Son of a Carpenter
Palm Coast, FL
A Carpentry Van Custom Built for Cabinetmaking
This custom carpentry van, by Son of a Carpenter, Inc, is filled with cool features and clever solutions. This buildout was designed for a carpenter that does lots of cabinetry.
Frank Malinowski, of Son of a Carpenter, explains that one of the core concepts in the construction of this van was having a wide cargo space that can hold cabinets or other work pieces. They managed to create a space that's almost 41" wide and obstruction-free!
Gettin' It Wide
To create the maximum amount of width, they started by taking detailed measurements of the van and made CAD drawings that could be exported to CNC cut the plywood.
Because the van layout was designed in CAD, the customer could see what the final product would look like and the exported drawings can be easily replicated for other upfitting projects for faster turnaround.
One of the key features in the design was taking advantage of the recessed areas (i.e. window cutouts) where items could be pushed back. In some areas this gave them an extra 3-5" of depth to work with!
Instead of using hardware pull handles on drawers, they made scalloped cutouts for fingers to grab for pulling. This easily gained them another couple of inches of width and eliminates protrusions that could catch work pieces or clothing.
There are no tools, materials, bins, handles, or boxes protruding into the cargo area. All these little things gave them a wide cargo area perfect for hauling cabinets!
While many compartments were built with certain sizes of toolboxes in mind, they were also made to be modular and configurable. All shelves have several levels of height adjustment.
A Unique Floor Storage System
The unique floor storage system has drawers and cubbies that can be accessed from the rear and the side cargo doors of the van. There's 100" of storage length accessible from the back , and 69" accessible from the side.
A pretty clever trick are the ultra-thin sliding floors that keep short tools from getting permanently lost in the cubbies.
The false floor means that a typical person can't fully stand in the van, but the most commonly used tools, cords, and a compressor are positioned at back of the cargo area so they can be accessed without getting into the truck.
About That Bulkhead
The plywood bulkhead is sealed and insulated for a couple of reasons.
First, Frank points out that these vans are not well insulated for road noise, so they essentially made an insulated cockpit for the driver and a passenger.
Second, with the cargo area closed off, the front cabin can be heated or cooled much more quickly.
When longer materials need to be transported, a pass-through panel can be removed to let it pop through from the cargo area to the cabin.
Frank notes a couple things about the build:
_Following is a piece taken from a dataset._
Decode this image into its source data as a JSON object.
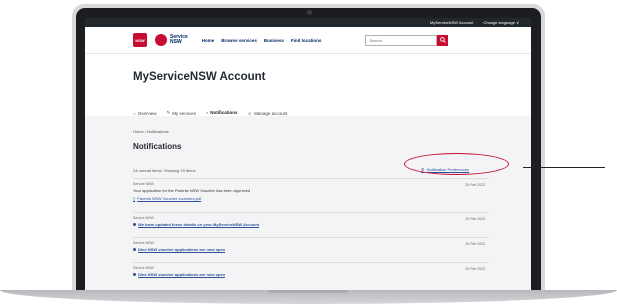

Adding the wood frame to the truck really stiffened it up. Also, they like using wood in the build rather than metal. Wood is easy to modify and it's easy to add hooks, D-rings, and grab handles wherever you want.